After yet another fire, council members were deciding whether to buy a fire pump or to resolve the problem by erecting a statue of Saint Florian. In the end, they reportedly did both. And so, the plague column, protection against a plague outbreak, was joined by a statue of the protector, Florian. Supposedly, the firefighters received a fire pump, as well.
The Baroque piece stood in Ostrava's city centre
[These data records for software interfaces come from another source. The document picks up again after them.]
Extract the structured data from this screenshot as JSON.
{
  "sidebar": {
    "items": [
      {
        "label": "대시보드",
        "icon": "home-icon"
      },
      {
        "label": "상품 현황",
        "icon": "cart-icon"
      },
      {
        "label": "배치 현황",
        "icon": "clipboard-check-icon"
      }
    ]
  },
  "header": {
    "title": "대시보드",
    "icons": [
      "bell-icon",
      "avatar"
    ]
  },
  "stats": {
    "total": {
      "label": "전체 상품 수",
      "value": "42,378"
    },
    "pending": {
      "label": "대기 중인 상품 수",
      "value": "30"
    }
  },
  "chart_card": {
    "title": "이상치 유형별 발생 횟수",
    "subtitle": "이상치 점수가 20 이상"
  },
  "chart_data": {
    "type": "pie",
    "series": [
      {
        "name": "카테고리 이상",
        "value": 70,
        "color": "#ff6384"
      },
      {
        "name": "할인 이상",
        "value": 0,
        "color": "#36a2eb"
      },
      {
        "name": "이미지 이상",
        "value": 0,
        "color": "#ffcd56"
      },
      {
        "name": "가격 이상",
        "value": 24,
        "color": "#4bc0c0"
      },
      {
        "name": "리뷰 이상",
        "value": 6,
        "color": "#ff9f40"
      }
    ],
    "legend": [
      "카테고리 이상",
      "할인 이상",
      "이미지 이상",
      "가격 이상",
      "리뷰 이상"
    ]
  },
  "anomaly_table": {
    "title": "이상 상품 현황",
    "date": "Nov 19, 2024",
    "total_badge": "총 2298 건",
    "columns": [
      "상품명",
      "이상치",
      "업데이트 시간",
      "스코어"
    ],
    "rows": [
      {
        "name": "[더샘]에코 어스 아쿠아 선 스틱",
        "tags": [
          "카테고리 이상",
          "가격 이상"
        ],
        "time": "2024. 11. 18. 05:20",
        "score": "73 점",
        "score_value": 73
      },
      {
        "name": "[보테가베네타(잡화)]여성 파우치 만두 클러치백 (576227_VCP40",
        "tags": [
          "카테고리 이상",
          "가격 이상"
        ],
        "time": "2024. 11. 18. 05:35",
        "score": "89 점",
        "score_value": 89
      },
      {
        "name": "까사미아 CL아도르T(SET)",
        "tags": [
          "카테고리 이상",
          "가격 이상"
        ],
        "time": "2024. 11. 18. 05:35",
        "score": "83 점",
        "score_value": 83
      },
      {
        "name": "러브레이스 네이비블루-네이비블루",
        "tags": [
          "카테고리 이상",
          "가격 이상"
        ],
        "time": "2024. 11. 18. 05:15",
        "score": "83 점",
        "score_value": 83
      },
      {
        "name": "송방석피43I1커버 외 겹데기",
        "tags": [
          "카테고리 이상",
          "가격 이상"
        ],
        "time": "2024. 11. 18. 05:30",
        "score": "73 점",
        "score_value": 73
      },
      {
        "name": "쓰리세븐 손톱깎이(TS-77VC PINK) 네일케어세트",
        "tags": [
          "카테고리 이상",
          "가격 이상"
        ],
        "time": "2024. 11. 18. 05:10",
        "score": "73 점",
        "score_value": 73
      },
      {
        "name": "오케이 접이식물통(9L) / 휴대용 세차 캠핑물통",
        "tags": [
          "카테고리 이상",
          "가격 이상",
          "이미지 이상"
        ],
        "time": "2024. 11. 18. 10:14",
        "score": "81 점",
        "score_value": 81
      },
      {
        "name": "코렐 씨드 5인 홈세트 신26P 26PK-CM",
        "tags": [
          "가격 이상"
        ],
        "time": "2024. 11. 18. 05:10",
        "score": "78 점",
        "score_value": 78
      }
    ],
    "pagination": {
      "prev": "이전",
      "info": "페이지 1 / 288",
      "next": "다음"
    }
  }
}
until the 1960s, when the plague column and Florian both disappeared. A statue of a man with a rifle slung across his back appeared in place of the patron saint of fire-fighters. Subsequently, the square was renamed for this gunman, Náměstí Lidových milicí (People's Militia Square). The People's Militiaman was removed immediately following the revolution in 1989. After reconstruction of the square, the plague column was returned first and then council members remembered that Saint Florian also stood beside it. They decided to return him to his rightful place, as well. The statue of the saint stood first in Kravaře and later in front of the church in Ostrava-Hrabůvka for several years. Historians confirmed that it was, in fact, the very same statue from the city's centre, and in 2008, the saint was returned to his former spot.
However, the patron of Ostrava no longer not stands the same way as before. As seen in old photographs, he used to stand facing the old city hall, toward today's Ostrava Museum. Currently, he faces the opposite direction, turning his back to the old city hall. Nevertheless, he once again looks toward the place where the city's administration resides, at the New City Hall
. So, in the end, everything is the way it is supposed to be.